Just one example of the democratic vacuum is provided by Labour Councillor Malcolm Kennedy. He says ‘no secret has been made’ of the fact that he is living in Madrid while representing Kirkdale for Labour. For the absence of doubt, Kirkdale is a council ward in the fourth most deprived local authority in England. Madrid is the capital of Spain.

Rather like Gogol’s inspector, whose impending arrival in a small town in Tsarist Russia ignited a bonfire of hidden misdeeds accumulated over many years by the local political class, so too Whitehall’s Liverpool inspector.

The inspector arrived soon after five people, including Mayor Anderson, were arrested on 4 December 2020 in connection with offences of bribery and witness intimidation. All deny any wrongdoing and are on extended bail as police inquiries continue.

The government inspection focuses on the council’s planning, highways, regeneration and property management functions. Wider governance issues are under scrutiny too.
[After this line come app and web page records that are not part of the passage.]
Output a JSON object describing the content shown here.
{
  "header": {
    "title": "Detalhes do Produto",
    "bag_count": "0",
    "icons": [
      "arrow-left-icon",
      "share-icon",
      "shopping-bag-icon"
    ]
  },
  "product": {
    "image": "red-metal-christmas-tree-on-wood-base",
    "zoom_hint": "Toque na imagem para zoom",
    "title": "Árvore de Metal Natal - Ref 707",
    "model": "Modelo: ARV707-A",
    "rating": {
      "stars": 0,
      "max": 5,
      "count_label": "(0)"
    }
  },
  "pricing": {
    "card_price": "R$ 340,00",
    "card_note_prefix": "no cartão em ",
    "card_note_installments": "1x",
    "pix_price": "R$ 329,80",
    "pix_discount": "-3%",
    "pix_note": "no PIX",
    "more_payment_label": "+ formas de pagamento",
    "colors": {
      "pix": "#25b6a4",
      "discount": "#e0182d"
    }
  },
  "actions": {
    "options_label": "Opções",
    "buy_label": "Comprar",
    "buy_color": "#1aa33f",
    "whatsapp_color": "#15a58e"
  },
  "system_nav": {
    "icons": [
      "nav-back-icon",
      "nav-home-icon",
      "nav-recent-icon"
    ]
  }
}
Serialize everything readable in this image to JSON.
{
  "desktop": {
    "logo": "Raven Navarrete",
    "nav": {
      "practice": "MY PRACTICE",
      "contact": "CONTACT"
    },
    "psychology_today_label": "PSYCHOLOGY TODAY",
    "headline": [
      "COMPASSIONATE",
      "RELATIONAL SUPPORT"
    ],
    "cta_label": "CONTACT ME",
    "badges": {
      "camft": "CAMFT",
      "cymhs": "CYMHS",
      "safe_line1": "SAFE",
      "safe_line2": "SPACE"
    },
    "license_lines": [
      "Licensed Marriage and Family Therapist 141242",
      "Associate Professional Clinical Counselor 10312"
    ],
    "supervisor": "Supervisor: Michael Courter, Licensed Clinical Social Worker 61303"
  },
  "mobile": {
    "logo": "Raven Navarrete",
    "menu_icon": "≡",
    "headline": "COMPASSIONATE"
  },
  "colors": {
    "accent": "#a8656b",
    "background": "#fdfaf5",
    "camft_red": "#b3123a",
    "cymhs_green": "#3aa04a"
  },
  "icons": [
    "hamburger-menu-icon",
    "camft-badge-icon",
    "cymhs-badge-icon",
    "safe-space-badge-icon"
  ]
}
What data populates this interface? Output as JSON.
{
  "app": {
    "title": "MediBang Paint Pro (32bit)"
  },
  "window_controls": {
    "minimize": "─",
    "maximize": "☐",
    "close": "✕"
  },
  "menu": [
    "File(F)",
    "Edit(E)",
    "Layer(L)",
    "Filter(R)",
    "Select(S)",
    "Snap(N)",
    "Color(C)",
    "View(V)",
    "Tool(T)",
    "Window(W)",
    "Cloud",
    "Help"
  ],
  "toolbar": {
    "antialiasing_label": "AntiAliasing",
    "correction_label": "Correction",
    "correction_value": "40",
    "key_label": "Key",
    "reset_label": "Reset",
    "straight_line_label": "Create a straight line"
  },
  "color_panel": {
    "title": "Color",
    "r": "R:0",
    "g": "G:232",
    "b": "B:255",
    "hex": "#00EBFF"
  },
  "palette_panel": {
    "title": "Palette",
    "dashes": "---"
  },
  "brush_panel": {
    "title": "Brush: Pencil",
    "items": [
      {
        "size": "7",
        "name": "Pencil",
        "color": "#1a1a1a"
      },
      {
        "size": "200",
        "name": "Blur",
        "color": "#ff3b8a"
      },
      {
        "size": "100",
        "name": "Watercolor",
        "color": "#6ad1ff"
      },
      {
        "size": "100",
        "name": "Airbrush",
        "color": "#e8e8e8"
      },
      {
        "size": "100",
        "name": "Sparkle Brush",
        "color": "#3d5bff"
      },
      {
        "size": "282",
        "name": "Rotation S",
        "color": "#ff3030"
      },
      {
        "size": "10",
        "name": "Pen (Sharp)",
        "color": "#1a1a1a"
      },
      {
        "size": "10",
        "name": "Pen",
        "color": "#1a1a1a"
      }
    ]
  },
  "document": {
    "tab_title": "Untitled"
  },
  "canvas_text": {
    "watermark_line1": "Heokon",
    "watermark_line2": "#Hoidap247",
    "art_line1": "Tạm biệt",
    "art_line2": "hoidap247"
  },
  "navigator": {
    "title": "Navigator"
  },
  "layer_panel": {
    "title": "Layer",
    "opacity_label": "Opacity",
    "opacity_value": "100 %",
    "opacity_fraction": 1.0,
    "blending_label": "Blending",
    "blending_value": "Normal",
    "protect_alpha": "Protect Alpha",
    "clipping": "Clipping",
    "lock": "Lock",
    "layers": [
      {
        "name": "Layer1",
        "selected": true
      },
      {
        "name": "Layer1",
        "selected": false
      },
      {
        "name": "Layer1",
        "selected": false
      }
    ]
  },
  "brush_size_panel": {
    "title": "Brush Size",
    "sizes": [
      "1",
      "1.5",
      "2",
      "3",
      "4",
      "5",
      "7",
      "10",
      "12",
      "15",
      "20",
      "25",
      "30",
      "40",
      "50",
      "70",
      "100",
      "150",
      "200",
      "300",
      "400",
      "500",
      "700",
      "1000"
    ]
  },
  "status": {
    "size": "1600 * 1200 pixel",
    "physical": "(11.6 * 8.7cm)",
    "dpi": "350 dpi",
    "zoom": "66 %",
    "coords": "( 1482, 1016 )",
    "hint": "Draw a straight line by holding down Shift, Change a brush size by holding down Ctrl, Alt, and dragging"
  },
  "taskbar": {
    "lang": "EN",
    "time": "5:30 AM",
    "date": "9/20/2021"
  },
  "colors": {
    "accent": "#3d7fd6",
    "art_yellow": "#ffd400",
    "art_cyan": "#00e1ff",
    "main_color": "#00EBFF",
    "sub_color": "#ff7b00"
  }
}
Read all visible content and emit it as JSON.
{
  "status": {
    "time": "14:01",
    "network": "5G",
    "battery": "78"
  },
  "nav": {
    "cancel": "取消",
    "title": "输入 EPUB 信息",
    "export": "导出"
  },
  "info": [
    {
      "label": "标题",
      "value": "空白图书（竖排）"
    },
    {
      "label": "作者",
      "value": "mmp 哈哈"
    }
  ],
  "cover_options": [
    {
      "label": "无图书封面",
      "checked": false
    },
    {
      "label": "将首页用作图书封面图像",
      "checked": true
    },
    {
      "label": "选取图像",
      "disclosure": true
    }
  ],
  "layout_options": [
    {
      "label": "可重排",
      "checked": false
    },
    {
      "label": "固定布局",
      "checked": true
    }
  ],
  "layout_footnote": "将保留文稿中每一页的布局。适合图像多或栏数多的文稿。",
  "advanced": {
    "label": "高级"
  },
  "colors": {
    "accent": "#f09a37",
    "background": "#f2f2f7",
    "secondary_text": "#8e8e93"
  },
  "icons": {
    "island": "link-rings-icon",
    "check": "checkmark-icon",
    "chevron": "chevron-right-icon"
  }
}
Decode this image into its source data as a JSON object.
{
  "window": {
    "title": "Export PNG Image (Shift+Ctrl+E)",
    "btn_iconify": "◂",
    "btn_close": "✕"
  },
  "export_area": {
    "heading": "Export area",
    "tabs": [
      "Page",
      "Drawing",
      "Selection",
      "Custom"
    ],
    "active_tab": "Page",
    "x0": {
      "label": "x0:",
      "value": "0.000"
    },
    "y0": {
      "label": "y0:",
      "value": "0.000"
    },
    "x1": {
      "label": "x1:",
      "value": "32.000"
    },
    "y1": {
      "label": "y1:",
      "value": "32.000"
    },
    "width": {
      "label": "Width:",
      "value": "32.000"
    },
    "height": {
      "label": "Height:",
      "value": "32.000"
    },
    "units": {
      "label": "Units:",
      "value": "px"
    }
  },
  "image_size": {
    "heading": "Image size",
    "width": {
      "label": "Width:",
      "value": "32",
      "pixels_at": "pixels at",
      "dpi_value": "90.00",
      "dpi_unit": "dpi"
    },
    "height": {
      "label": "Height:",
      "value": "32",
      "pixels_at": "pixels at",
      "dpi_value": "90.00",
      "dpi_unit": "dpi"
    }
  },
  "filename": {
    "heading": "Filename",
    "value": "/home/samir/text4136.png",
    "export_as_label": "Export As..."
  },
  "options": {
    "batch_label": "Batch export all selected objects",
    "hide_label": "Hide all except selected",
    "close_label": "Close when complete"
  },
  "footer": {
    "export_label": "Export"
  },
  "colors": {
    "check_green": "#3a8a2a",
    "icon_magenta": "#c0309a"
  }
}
Staff and councillors have been told to cooperate fully and a route for providing confidential whistle-blower evidence to the inspector is said to be busy.

Rather than lead the city out of the crisis, Labour has turned on its own. It suspended Mayor Anderson’s membership following his arrest, which meant that he could no longer stand in May. That set off the scramble for the Labour nomination.

Three prominent women councillors were shortlisted – Acting Mayor Wendy Simon, former Deputy Mayor Ann O'Byrne and current Lord Mayor Anna Rothery. Then, the day Labour Party members should have received their ballot papers, everything was stopped. The three were ordered back for a second round of interviews and after a long weekend of confusing silence, all three were told they were off the ballot, nominations were re-opened and they need not re-apply.

Whatever you think of the candidates’ politics – and they are a fair reflection of Labour’s fracturing ideological base, representing old-school machine centrism, right-wing opportunism and leftover Corbynism – dumping three women, one of them described by local MP Dan Carden as the most senior black woman in local politics, is a very bad look for a party that claims equality as an underpinning value.

At the beginning of the crisis, Labour defeated a motion backed by Green councillors and other opposition parties to do away with the mayoralty altogether and return to a more open and democratic Cabinet governance model. However, the united opposition did force Labour to agree a city-wide referendum on the future of the mayoralty, but not until 2023.

Labour is now ensnared by that 2012 decision to ‘work creatively with the private sector’ rather than work creatively with opposition parties and the people of Liverpool to set a new course toward a sustainable future. 

On 6 May, if none of the Mayoral candidates gets over 50 per cent of first preference votes, second preferences come into play. That prospect opens up all sorts of possibilities.

Until then, Liverpool will be led by Acting Mayor Wendy Simon, who is, according to her national party, not suitable to, well, lead Liverpool.